not a member? click here to sign up
The 'shop steward
Cornershop have re-opened for business with a little help from Noel Gallagher and none at all from the BBC. Stuart Clark finds Tjinder Singh is less than miffed
Stuart Clark, 19 Apr 2002
Bastards, bastards, bastards. Sorry, I’m just railing against BBC Radio 1 for refusing to playlist the Cornershop single, ‘Lessons Learned From Rocky I to Rocky III’, and thusly depriving the world of the best number one since, well, ‘Brimful Of Asha’.
The person who appears least concerned by this scandalous state of affairs is ‘shop steward Tjinder Singh.
“You obviously need to sell a certain number of records to function, but we’re not the sort of band that needs to be on Top Of The Pops to feel validated,” he says in a drawl that’s not so much lazy as narcoleptic. “Getting to number one didn’t magically make us a better band. It made us a wealthier one, but that’s never been our primary concern.”
While 99.9% of artists would be lying through their teeth if they said that, there’s a genuine sense of Singh and Ben Ayers walking away from pop stardom after their chart-topping exploits of 1998. Commercial sense may have called for an album full of ‘Asha’ clones, but Cornershop sense meant reverting to their Clinton alias and making a record, Disco And The Halfway To Discontent, that was willfully out-of-synch with current trends.
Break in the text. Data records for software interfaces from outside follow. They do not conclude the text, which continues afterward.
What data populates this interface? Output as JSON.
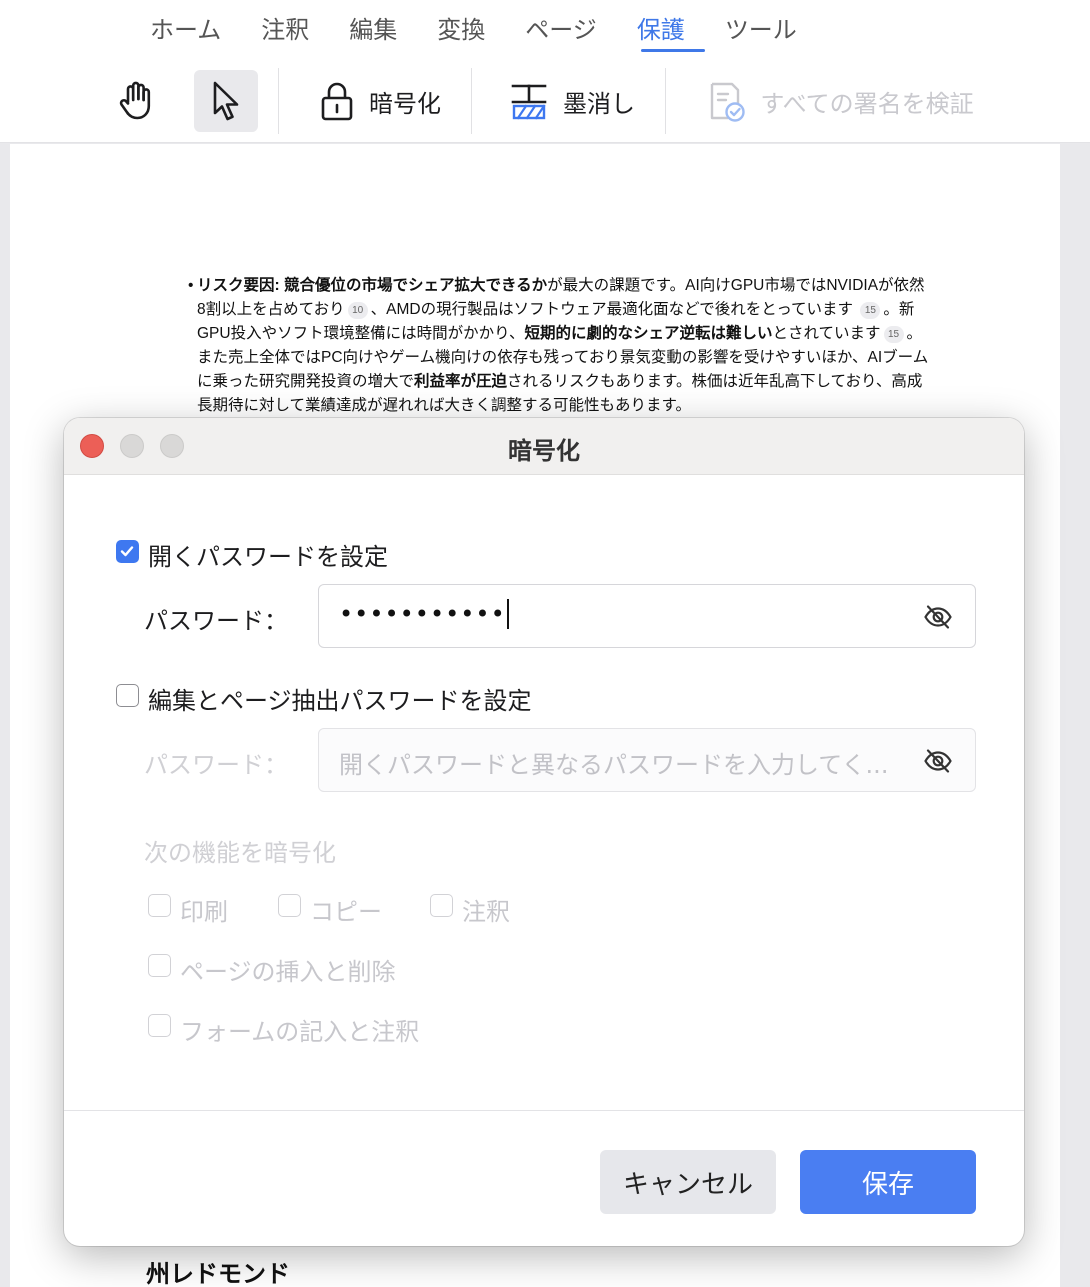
{
  "menu_tabs": [
    {
      "label": "ホーム"
    },
    {
      "label": "注釈"
    },
    {
      "label": "編集"
    },
    {
      "label": "変換"
    },
    {
      "label": "ページ"
    },
    {
      "label": "保護"
    },
    {
      "label": "ツール"
    }
  ],
  "toolbar": {
    "hand_icon": "hand-icon",
    "select_icon": "cursor-arrow-icon",
    "encrypt_label": "暗号化",
    "redact_label": "墨消し",
    "verify_label": "すべての署名を検証"
  },
  "document": {
    "paragraph": {
      "p1_bold": "リスク要因: 競合優位の市場でシェア拡大できるか",
      "p1": "が最大の課題です。AI向けGPU市場ではNVIDIAが依然8割以上を占めており",
      "cite1": "10",
      "p2": "、AMDの現行製品はソフトウェア最適化面などで後れをとっています",
      "cite2": "15",
      "p3": "。新GPU投入やソフト環境整備には時間がかかり、",
      "p3_bold": "短期的に劇的なシェア逆転は難しい",
      "p4": "とされています",
      "cite3": "15",
      "p5": "。また売上全体ではPC向けやゲーム機向けの依存も残っており景気変動の影響を受けやすいほか、AIブームに乗った研究開発投資の増大で",
      "p5_bold": "利益率が圧迫",
      "p6": "されるリスクもあります。株価は近年乱高下しており、高成長期待に対して業績達成が遅れれば大きく調整する可能性もあります。"
    },
    "footer_fragment": "州レドモンド"
  },
  "dialog": {
    "title": "暗号化",
    "open_password": {
      "checkbox_label": "開くパスワードを設定",
      "checked": true,
      "field_label": "パスワード：",
      "value": "•••••••••••"
    },
    "edit_password": {
      "checkbox_label": "編集とページ抽出パスワードを設定",
      "checked": false,
      "field_label": "パスワード：",
      "placeholder": "開くパスワードと異なるパスワードを入力してく..."
    },
    "encrypt_features": {
      "section_label": "次の機能を暗号化",
      "options": [
        {
          "label": "印刷"
        },
        {
          "label": "コピー"
        },
        {
          "label": "注釈"
        },
        {
          "label": "ページの挿入と削除"
        },
        {
          "label": "フォームの記入と注釈"
        }
      ]
    },
    "buttons": {
      "cancel": "キャンセル",
      "save": "保存"
    }
  },
  "colors": {
    "accent": "#3f78e8",
    "save_button": "#4a7ef2",
    "close_traffic_light": "#ec5f57"
  }
}
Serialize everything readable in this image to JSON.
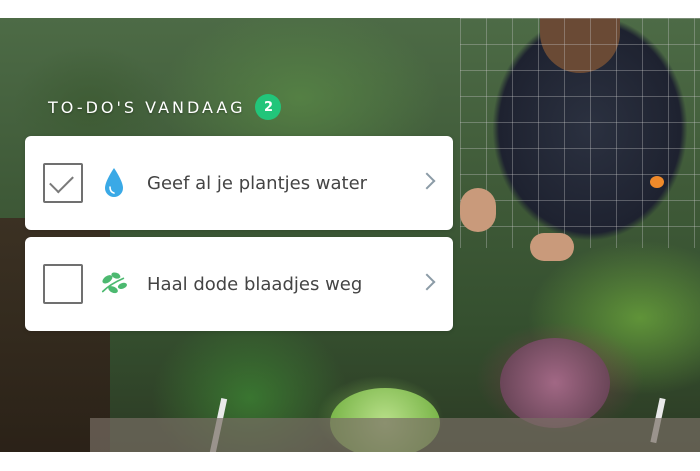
{
  "todo": {
    "title": "TO-DO'S VANDAAG",
    "count": "2",
    "accent_color": "#22c57a",
    "tasks": [
      {
        "label": "Geef al je plantjes water",
        "checked": true,
        "icon": "water-drop-icon",
        "icon_color": "#3aa9e6"
      },
      {
        "label": "Haal dode blaadjes weg",
        "checked": false,
        "icon": "leaves-icon",
        "icon_color": "#4cb970"
      }
    ]
  }
}
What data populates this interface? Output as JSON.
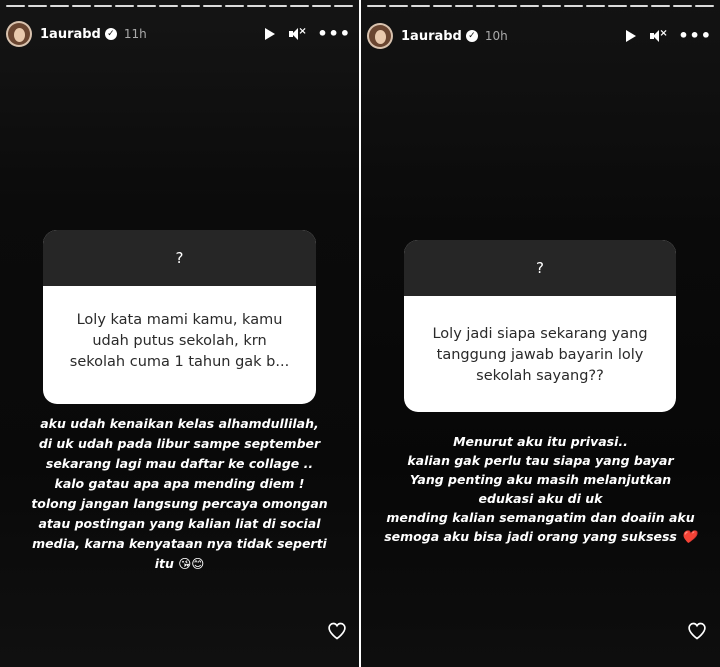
{
  "stories": [
    {
      "username": "1aurabd",
      "time": "11h",
      "question_mark": "?",
      "question_lines": [
        "Loly kata mami kamu, kamu",
        "udah putus sekolah, krn",
        "sekolah cuma 1 tahun gak b..."
      ],
      "answer_lines": [
        "aku udah kenaikan kelas alhamdullilah,",
        "di uk udah pada libur sampe september",
        "sekarang lagi mau daftar ke collage ..",
        "kalo gatau apa apa mending diem !",
        "tolong jangan langsung percaya omongan",
        "atau postingan yang kalian liat di social",
        "media, karna kenyataan nya tidak seperti",
        "itu 😘😊"
      ]
    },
    {
      "username": "1aurabd",
      "time": "10h",
      "question_mark": "?",
      "question_lines": [
        "Loly jadi siapa sekarang yang",
        "tanggung jawab bayarin loly",
        "sekolah sayang??"
      ],
      "answer_lines": [
        "Menurut aku itu privasi..",
        "kalian gak perlu tau siapa yang bayar",
        "Yang penting aku masih melanjutkan",
        "edukasi aku di uk",
        "mending kalian semangatim dan doaiin aku",
        "semoga aku bisa jadi orang yang suksess ❤️"
      ]
    }
  ]
}
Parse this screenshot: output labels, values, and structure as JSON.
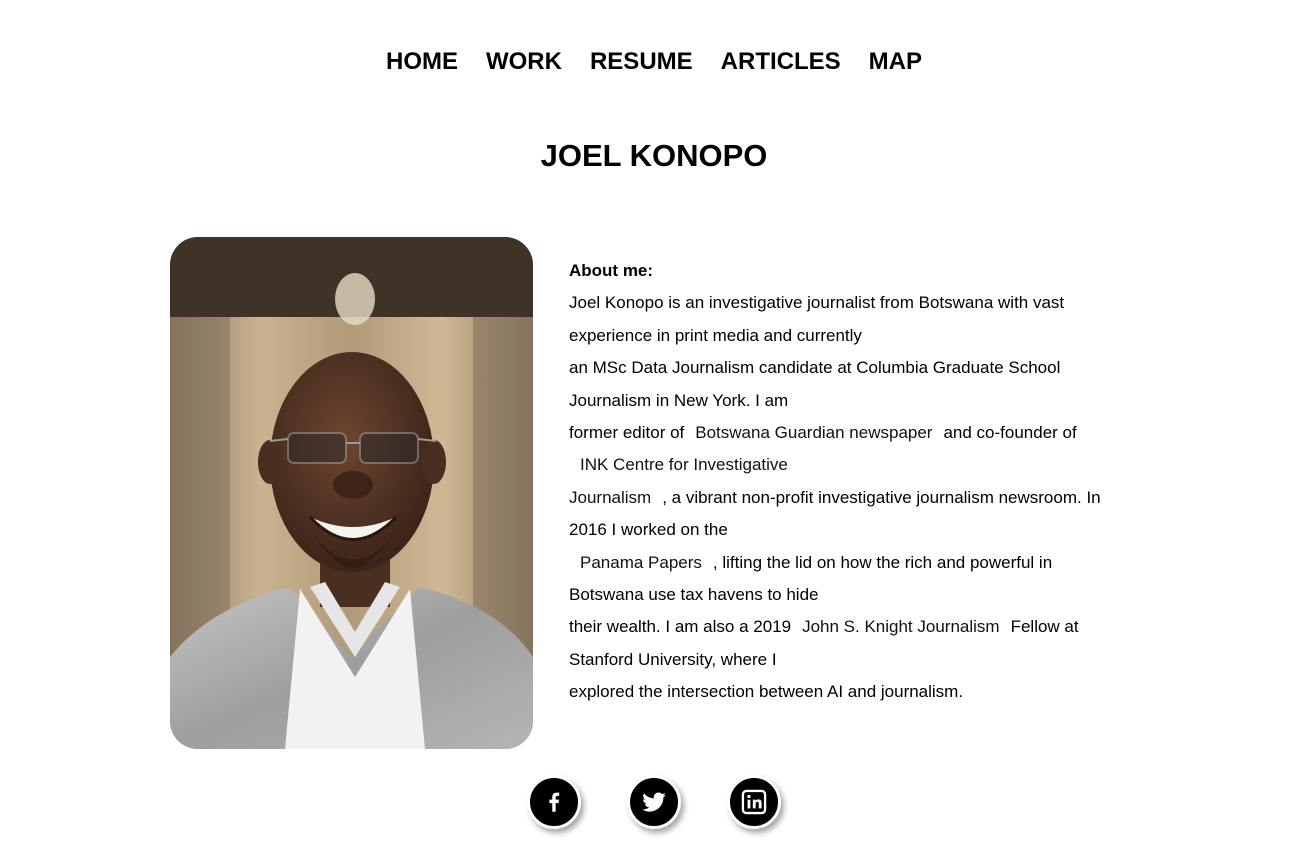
{
  "nav": {
    "items": [
      {
        "label": "HOME"
      },
      {
        "label": "WORK"
      },
      {
        "label": "RESUME"
      },
      {
        "label": "ARTICLES"
      },
      {
        "label": "MAP"
      }
    ]
  },
  "page": {
    "title": "JOEL KONOPO"
  },
  "about": {
    "heading": "About me:",
    "l1": "Joel Konopo is an investigative journalist from Botswana with vast",
    "l2": "experience in print media and currently",
    "l3": "an MSc Data Journalism candidate at Columbia Graduate School",
    "l4": "Journalism in New York. I am",
    "l5a": "former editor of",
    "link_bg": "Botswana Guardian newspaper",
    "l5b": "and co-founder of",
    "link_ink": "INK Centre for Investigative",
    "link_ink2": "Journalism",
    "l7b": ", a vibrant non-profit investigative journalism newsroom. In",
    "l8": "2016 I worked on the",
    "link_pp": "Panama Papers",
    "l9b": ", lifting the lid on how the rich and powerful in",
    "l10": "Botswana use tax havens to hide",
    "l11a": "their wealth. I am also a 2019",
    "link_jsk": "John S. Knight Journalism",
    "l11b": "Fellow at",
    "l12": "Stanford University, where I",
    "l13": "explored the intersection between AI and journalism."
  },
  "social": [
    {
      "icon": "facebook-icon"
    },
    {
      "icon": "twitter-icon"
    },
    {
      "icon": "linkedin-icon"
    }
  ]
}
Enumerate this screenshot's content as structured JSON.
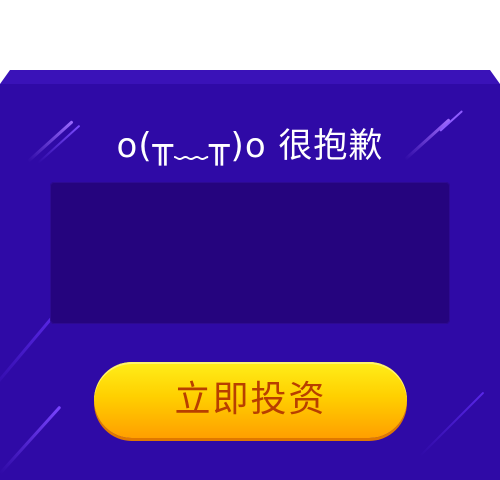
{
  "dialog": {
    "title": "o(╥﹏╥)o 很抱歉",
    "message": "",
    "button_label": "立即投资"
  },
  "colors": {
    "card_background": "#2f0aa6",
    "panel_background": "#25047e",
    "button_gradient_top": "#ffee1a",
    "button_gradient_bottom": "#ff9f00",
    "button_text": "#b83f00",
    "title_text": "#ffffff"
  }
}
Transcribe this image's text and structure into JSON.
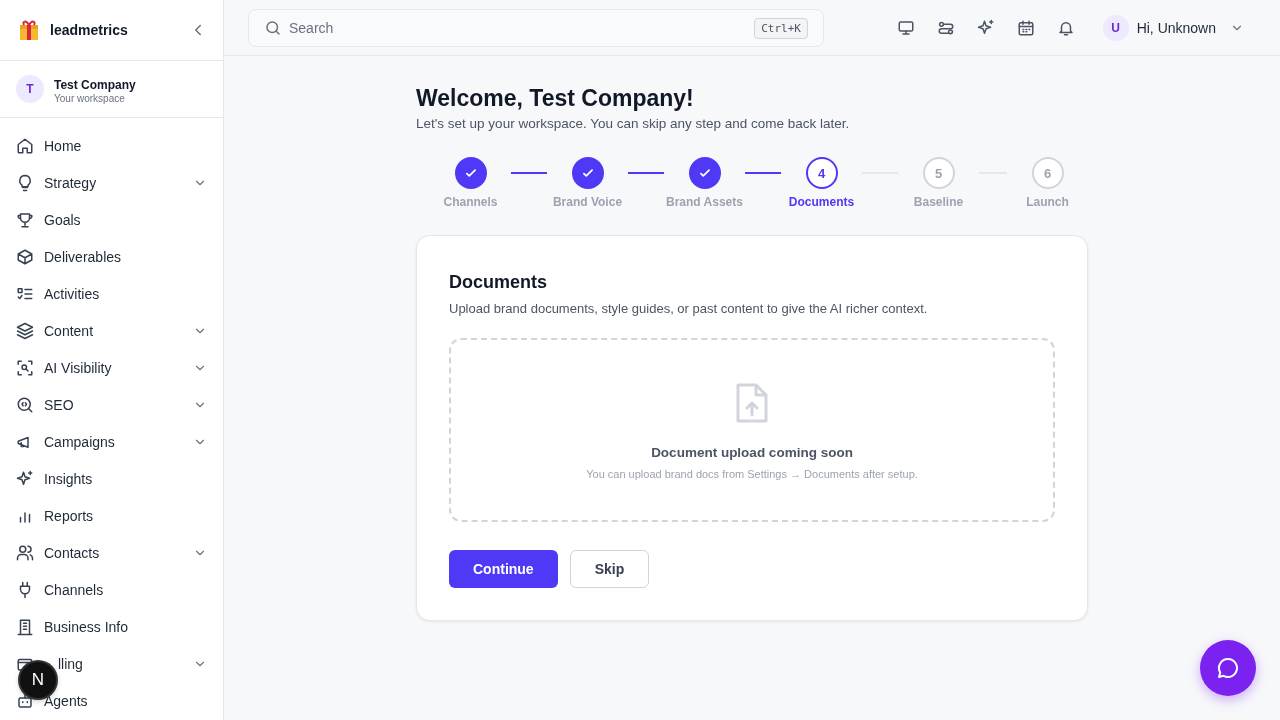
{
  "brand": {
    "name": "leadmetrics"
  },
  "workspace": {
    "initial": "T",
    "name": "Test Company",
    "subtitle": "Your workspace"
  },
  "sidebar": {
    "items": [
      {
        "label": "Home",
        "expandable": false
      },
      {
        "label": "Strategy",
        "expandable": true
      },
      {
        "label": "Goals",
        "expandable": false
      },
      {
        "label": "Deliverables",
        "expandable": false
      },
      {
        "label": "Activities",
        "expandable": false
      },
      {
        "label": "Content",
        "expandable": true
      },
      {
        "label": "AI Visibility",
        "expandable": true
      },
      {
        "label": "SEO",
        "expandable": true
      },
      {
        "label": "Campaigns",
        "expandable": true
      },
      {
        "label": "Insights",
        "expandable": false
      },
      {
        "label": "Reports",
        "expandable": false
      },
      {
        "label": "Contacts",
        "expandable": true
      },
      {
        "label": "Channels",
        "expandable": false
      },
      {
        "label": "Business Info",
        "expandable": false
      },
      {
        "label": "lling",
        "expandable": true
      },
      {
        "label": "Agents",
        "expandable": false
      }
    ]
  },
  "dev_badge": {
    "letter": "N"
  },
  "topbar": {
    "search": {
      "placeholder": "Search",
      "shortcut": "Ctrl+K"
    },
    "user": {
      "initial": "U",
      "greeting": "Hi, Unknown"
    }
  },
  "page": {
    "title": "Welcome, Test Company!",
    "subtitle": "Let's set up your workspace. You can skip any step and come back later."
  },
  "steps": [
    {
      "label": "Channels",
      "completed": true,
      "selected": false
    },
    {
      "label": "Brand Voice",
      "completed": true,
      "selected": false
    },
    {
      "label": "Brand Assets",
      "completed": true,
      "selected": false
    },
    {
      "label": "Documents",
      "number": "4",
      "completed": false,
      "selected": true
    },
    {
      "label": "Baseline",
      "number": "5",
      "completed": false,
      "selected": false
    },
    {
      "label": "Launch",
      "number": "6",
      "completed": false,
      "selected": false
    }
  ],
  "card": {
    "title": "Documents",
    "description": "Upload brand documents, style guides, or past content to give the AI richer context.",
    "dropzone": {
      "title": "Document upload coming soon",
      "note": "You can upload brand docs from Settings → Documents after setup."
    },
    "buttons": [
      {
        "label": "Continue",
        "kind": "primary"
      },
      {
        "label": "Skip",
        "kind": "secondary"
      }
    ]
  }
}
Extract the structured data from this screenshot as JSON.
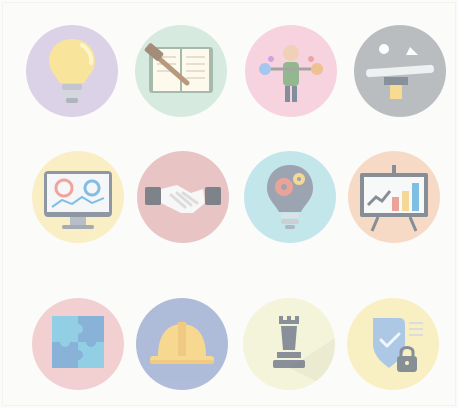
{
  "icons": [
    {
      "name": "lightbulb-icon",
      "bg": "#c9b7dc"
    },
    {
      "name": "auction-book-icon",
      "bg": "#bfe0cf"
    },
    {
      "name": "balance-person-icon",
      "bg": "#f4b9cf"
    },
    {
      "name": "desk-tools-icon",
      "bg": "#8f949b"
    },
    {
      "name": "dashboard-monitor-icon",
      "bg": "#fae6a4"
    },
    {
      "name": "handshake-icon",
      "bg": "#dea0a4"
    },
    {
      "name": "idea-gears-icon",
      "bg": "#9fd9e3"
    },
    {
      "name": "growth-chart-icon",
      "bg": "#f6c5a4"
    },
    {
      "name": "puzzle-icon",
      "bg": "#edb3b7"
    },
    {
      "name": "hard-hat-icon",
      "bg": "#7e93c4"
    },
    {
      "name": "chess-rook-icon",
      "bg": "#eef0c4"
    },
    {
      "name": "security-shield-icon",
      "bg": "#f7eaa0"
    }
  ]
}
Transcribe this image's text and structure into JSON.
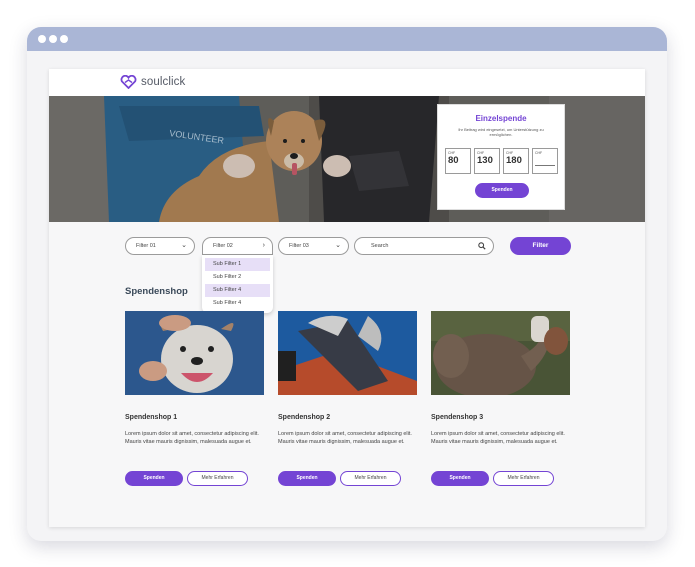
{
  "brand": {
    "name": "soulclick",
    "accent": "#7444d4"
  },
  "donation": {
    "title": "Einzelspende",
    "subtitle": "Ihr Beitrag wird eingesetzt, um Unterstützung zu ermöglichen.",
    "currency": "CHF",
    "amounts": [
      "80",
      "130",
      "180",
      ""
    ],
    "button": "Spenden"
  },
  "filters": [
    {
      "label": "Filter 01",
      "icon": "chevron-down-icon"
    },
    {
      "label": "Filter 02",
      "icon": "chevron-right-icon"
    },
    {
      "label": "Filter 03",
      "icon": "chevron-down-icon"
    }
  ],
  "search": {
    "placeholder": "Search",
    "icon": "search-icon"
  },
  "filter_button": "Filter",
  "dropdown": {
    "items": [
      "Sub Filter 1",
      "Sub Filter 2",
      "Sub Filter 4",
      "Sub Filter 4"
    ],
    "highlighted": [
      0,
      2
    ]
  },
  "section_title": "Spendenshop",
  "cards": [
    {
      "title": "Spendenshop 1",
      "text": "Lorem ipsum dolor sit amet, consectetur adipiscing elit. Mauris vitae mauris dignissim, malesuada augue et.",
      "primary": "Spenden",
      "secondary": "Mehr Erfahren"
    },
    {
      "title": "Spendenshop 2",
      "text": "Lorem ipsum dolor sit amet, consectetur adipiscing elit. Mauris vitae mauris dignissim, malesuada augue et.",
      "primary": "Spenden",
      "secondary": "Mehr Erfahren"
    },
    {
      "title": "Spendenshop 3",
      "text": "Lorem ipsum dolor sit amet, consectetur adipiscing elit. Mauris vitae mauris dignissim, malesuada augue et.",
      "primary": "Spenden",
      "secondary": "Mehr Erfahren"
    }
  ]
}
“Stepping back wasn’t an option, it was a necessity,” Singh reveals. “I was fatigued – not from having a number one, but from doing what I’d been doing before that for six years. I needed to stay at home for a while and be normal.”
He shakes his head dismissively when I describe the new Cornershop album, Handcream For A Generation, as “a fresh start”.
“It’s just carrying on from the first EP we ever did, which had three songs that tried to go in different directions. By the third EP we’d moved into technology, so there’s always been a sense of us and the music evolving. From using Jon Savage in ‘93 to Dan The Automator in ‘95, we’ve a decade of smart moves behind us.”
There’s no “Featuring Filthy Rich Rock Stars” sticker on the cover, but peruse the credits and you’ll find that Handcream… includes contributions from Messrs. N. Gallagher and P. McGuigan.
“We’ve known Noel since the Woman’s Gotta Have It album when he came on board and did ‘Jullander Shere’. I sent him a demo of ‘Spectral Morning’ – which was 40 minutes long and that because my tape had run out – and he got straight back on saying, ‘When do you want me?’ It’s the song he most likes to listen to while washing the dishes, apparently!
“Not all of what he likes is what I like, or vice versa. Our common interests at the moment would be White Stripes and The Moldy Peaches. Guigsy’s tastes would, I suppose, be a little more eclectic and in tune with mine. We got to know him when we toured with Oasis and meet up every two or three months to talk music – or bollocks sometimes! Neither of them wanted paying, which speaks volumes about where they’re coming from.”
Singh may spurn superstar DJs like the rest of us spurn rabid dogs, but he’s not adverse to banging out the odd choon on white – “I’ve done quite a few of those, yes” – and hunting down the latest must-have bootleg.
“You know The Strokes vs. Cristina Agueilera one?”
“That was done by Keith from Headbutt who, in 1993, was the mastermind behind our first and only tribute band, The Cricklewood Cornershop. It’s nice to see people like him and Hideous Wheel Invention manipulating the industry and making it interesting again.
“I wouldn’t class myself as a vinyl junkie, but I do like being able to smell a record and look at the label. There’s an intrigue there that you don’t get with CDs.”
Has he heard anything odder than the bloke in filthy white t-shirt/East 17 interface, ‘Stay Another WK’?
“I don’t think I’ve heard anything odder than Andrew WK,” Singh deadpans. “Is he being serious or perpetrating some sort of elaborate joke?”
Even less popular in the Singh household are So Solid Crew.
“I can’t understand the words. So Solid are talking about a lot of things but saying zero. I can’t even hear the violence they’re supposed to be promoting. I’m much more enthused by The Streets who are Kool Keith with a Birmingham ethic.”
Praise indeed. Talking of legendary figures, Handcream… opens with a rousing salvo from ’60s soul god Otis Clay.
“The last track on the Clinton album was called ‘Welcome To Tokyo Otis Clay’, and our friends in New York knew somebody who knew him, so we were hooked up. He never attained the same status as Al Green or James Brown, but is every bit as good and highly thought of in those circles. There’s a Japanese live album of his which is genius, and having him guest on ours is a huge honour.”